August 10, 2017 Dunkirk (Movie Review)
Every great film director has a standout war film. Francis Coppola had 1979’s Apocalypse Now, Steven Spielberg had 1998’s Saving Private Ryan, Kathryn Bigelow had 2008’s The Hurt Locker, Mel Gibson had 2016’s Hacksaw Ridge, and now Christopher Nolan has 2017’s Dunkirk.
Written and directed by Nolan, known for films such as 2000’s Memento and 2008’s The Dark Knight, Dunkirk is based on actual events during World War II where hundreds of thousands of Allied troops (British, French, and Belgian) were trapped on the beach of Dunkirk, France. But, in this case, the focus is on the 400,000 British troops isolated on the beach. Since the British could not get their warships to Dunkirk to save their troops, they had civilians take their boats out and save the troops. Thus, making it one of the greatest and most successful evacuations in the history of battle.
Released in theaters on July 21st via Warner Bros Pictures, Dunkirk breaks out into 3 different, intertwining points of views set in different times. First off, over the course of 2 weeks, the audience follows Fionn Whitehead (Him Series, The Children Act 2017) as Tommy, a British soldier, in his journey of trying to get off that beach alive by any means necessary.
The story follows Tommy to give the audience a sense of just how harrowing this situation was. Just imagine being a soldier on that beach for two weeks with no potential escape. Whenever there is an opportunity to escape by sea, it gets sunk. Not to mention that Nazi fighter pilots are constantly hovering above as they bombard the beach every half hour.
Then, second point of view takes place within an hour. The audience follow British pilots – Farrier, played by Tom Hardy (Inception 2010, The Revenant 2015) and Collins, played by Jack Lowden (U Want Me 2 Kill Him? 2013, England Is Mine 2017) – as they fly above Dunkirk trying to keep the grounded soldiers safe from constant bombardment. Those who have watched Nolan’s 2014 film Interstellar will recognize some of the camera angles used on the wings of the planes.
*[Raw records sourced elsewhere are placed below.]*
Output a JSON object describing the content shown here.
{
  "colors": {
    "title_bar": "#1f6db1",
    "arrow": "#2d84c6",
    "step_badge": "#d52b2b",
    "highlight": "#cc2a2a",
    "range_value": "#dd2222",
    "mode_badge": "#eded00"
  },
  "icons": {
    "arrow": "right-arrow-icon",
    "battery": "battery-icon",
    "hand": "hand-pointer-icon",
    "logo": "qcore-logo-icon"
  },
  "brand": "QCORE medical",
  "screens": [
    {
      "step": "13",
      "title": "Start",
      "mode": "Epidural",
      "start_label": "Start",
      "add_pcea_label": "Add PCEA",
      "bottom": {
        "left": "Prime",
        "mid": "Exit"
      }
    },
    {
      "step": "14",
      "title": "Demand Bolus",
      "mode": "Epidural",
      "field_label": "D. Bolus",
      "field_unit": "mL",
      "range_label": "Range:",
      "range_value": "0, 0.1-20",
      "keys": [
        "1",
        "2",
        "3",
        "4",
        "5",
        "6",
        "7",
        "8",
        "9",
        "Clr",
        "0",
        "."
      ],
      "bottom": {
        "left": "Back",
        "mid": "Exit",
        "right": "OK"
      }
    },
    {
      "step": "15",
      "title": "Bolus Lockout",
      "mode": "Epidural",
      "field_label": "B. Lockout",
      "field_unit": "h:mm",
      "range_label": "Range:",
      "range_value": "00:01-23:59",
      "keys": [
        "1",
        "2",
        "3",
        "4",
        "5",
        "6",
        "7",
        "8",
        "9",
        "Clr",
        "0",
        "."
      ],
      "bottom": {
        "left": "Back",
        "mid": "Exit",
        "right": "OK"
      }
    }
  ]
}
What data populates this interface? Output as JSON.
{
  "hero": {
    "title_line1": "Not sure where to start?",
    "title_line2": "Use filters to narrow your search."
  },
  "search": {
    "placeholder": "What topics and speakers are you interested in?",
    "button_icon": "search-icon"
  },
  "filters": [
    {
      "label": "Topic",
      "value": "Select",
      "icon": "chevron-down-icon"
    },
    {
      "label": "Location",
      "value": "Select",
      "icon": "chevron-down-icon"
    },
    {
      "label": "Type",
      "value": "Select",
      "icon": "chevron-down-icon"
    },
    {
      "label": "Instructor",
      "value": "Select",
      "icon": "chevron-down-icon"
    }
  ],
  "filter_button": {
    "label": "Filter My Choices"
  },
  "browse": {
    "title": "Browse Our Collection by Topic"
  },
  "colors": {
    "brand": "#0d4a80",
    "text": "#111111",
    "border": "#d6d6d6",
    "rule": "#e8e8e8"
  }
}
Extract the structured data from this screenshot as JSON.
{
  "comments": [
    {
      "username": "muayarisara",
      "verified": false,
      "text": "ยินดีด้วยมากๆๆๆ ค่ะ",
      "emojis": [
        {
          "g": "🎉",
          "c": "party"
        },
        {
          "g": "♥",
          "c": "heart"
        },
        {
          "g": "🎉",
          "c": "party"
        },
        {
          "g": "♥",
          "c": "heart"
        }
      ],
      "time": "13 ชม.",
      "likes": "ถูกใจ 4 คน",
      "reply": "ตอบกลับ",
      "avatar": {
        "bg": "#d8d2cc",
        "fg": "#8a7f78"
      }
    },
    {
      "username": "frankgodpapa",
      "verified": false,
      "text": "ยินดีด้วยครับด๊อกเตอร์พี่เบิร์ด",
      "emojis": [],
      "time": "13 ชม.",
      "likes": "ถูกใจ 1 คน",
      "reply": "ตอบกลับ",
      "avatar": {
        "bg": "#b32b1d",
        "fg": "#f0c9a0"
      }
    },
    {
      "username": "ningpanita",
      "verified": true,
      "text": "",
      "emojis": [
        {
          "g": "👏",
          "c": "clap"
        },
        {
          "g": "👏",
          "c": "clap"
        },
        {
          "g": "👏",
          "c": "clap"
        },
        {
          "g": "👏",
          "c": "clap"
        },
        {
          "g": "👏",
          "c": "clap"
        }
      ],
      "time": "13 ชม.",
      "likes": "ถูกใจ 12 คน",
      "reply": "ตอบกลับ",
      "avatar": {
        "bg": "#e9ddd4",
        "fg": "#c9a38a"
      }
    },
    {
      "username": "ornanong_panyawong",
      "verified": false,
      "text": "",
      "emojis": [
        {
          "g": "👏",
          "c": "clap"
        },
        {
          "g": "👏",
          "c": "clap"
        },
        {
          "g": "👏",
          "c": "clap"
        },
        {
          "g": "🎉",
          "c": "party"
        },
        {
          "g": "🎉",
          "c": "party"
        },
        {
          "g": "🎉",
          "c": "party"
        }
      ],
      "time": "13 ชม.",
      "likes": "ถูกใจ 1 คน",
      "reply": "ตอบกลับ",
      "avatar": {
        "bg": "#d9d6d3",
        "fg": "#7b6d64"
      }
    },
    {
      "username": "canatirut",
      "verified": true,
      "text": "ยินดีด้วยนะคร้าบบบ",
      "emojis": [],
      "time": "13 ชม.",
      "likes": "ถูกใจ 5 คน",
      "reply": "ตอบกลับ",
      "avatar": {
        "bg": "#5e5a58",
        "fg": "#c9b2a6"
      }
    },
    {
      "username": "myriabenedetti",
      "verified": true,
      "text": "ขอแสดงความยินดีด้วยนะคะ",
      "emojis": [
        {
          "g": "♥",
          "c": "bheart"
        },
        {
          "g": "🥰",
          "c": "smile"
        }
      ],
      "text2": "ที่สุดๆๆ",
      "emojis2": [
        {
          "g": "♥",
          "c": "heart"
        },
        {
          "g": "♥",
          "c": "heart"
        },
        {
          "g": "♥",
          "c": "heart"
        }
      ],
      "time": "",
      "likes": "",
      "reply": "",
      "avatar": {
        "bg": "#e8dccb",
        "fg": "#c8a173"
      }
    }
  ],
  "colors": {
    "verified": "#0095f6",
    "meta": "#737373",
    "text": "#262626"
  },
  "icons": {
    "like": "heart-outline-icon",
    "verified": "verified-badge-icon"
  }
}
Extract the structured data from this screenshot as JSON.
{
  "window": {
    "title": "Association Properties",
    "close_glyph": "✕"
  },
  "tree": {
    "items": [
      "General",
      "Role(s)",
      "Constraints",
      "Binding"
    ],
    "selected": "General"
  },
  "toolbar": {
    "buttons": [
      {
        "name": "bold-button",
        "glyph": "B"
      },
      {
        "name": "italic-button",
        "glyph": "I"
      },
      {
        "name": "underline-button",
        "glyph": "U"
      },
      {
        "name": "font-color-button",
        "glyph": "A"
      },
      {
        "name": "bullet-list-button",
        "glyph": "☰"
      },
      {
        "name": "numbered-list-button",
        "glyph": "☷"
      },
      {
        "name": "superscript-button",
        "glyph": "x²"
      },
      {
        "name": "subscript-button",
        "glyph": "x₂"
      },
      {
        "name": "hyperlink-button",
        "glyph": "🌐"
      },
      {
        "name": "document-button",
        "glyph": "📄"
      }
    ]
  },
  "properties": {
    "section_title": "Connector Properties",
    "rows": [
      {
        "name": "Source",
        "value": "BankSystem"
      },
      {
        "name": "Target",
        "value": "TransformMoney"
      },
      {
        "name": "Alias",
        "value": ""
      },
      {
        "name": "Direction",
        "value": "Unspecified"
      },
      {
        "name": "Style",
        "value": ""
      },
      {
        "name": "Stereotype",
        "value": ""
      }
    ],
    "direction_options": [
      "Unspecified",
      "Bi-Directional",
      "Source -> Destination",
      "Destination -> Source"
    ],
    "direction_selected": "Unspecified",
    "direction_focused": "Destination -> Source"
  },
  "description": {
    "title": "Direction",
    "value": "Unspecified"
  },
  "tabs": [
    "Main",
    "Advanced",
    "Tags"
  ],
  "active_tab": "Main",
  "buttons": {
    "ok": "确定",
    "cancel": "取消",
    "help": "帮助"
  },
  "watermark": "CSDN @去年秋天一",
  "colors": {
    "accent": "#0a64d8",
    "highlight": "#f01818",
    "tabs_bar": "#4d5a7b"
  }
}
The third point of view, and perhaps the most important part of the the film, which takes place over the course of an entire day, is the civilian aspect. For this, the audience is introduced to George, played by Barry Keoghan (Between the Canals 2011, The Killing of a Sacred Deer 2017); Mr Dawson, the boat owner, played by the legendary Mark Rylance (Angels and Insects 1995, Bridge of Spies 2015); and finally Peter, played by Tom Glynn-Carney (The Last Post series, Casualty series). This is perhaps the most connective of all the stories, because this trio, like the audience, has no idea what to expect as they are racing towards Dunkirk.
Dunkirk is filmed and made to sound like an experience. This goes from the technical aspects of it being shown in 77mm print in IMAX theaters across the nation, or 33mm prints in regular theaters. Nolan, just like Quentin Tarantino and others, is a modern day pioneer, pushing printed film instead of films saved on hard drives. There is a better resolution that comes with these films, but on the flip-side, they are expensive to make.
There is also a sense of urgency because the actors, along with the director of photography, have to be at the top of their game in every scene since they cannot afford to waste film, as opposed to having an endless supply of memory in a hard-drive. Having that in mind, it shows. Every shot in the film, every character, every moment feels deliberate and genuine, and as an experience, you feel like you are right there on the beach with these soldiers.
In addition, sound design is a huge part of making Dunkirk seem incredibly uncomfortable. This is war, it is not a walk in the park. It is made to be deliberately loud to make the audience uncomfortable, each gunshot, each bomb, each plane maneuver is intended to keep you immersed in the situation. This is complemented by Hans Zimmer’s spectacular score who takes the already tense film to new heights.
Those who have researched Dunkirk or learned about it in school, watch the film. It is one thing to read about history, but this is almost like going on a 4D ride. Yet another masterpiece by an already well established writer/director, CrypticRock gives Christopher Nolan’s Dunkirk 5 out of 5 stars.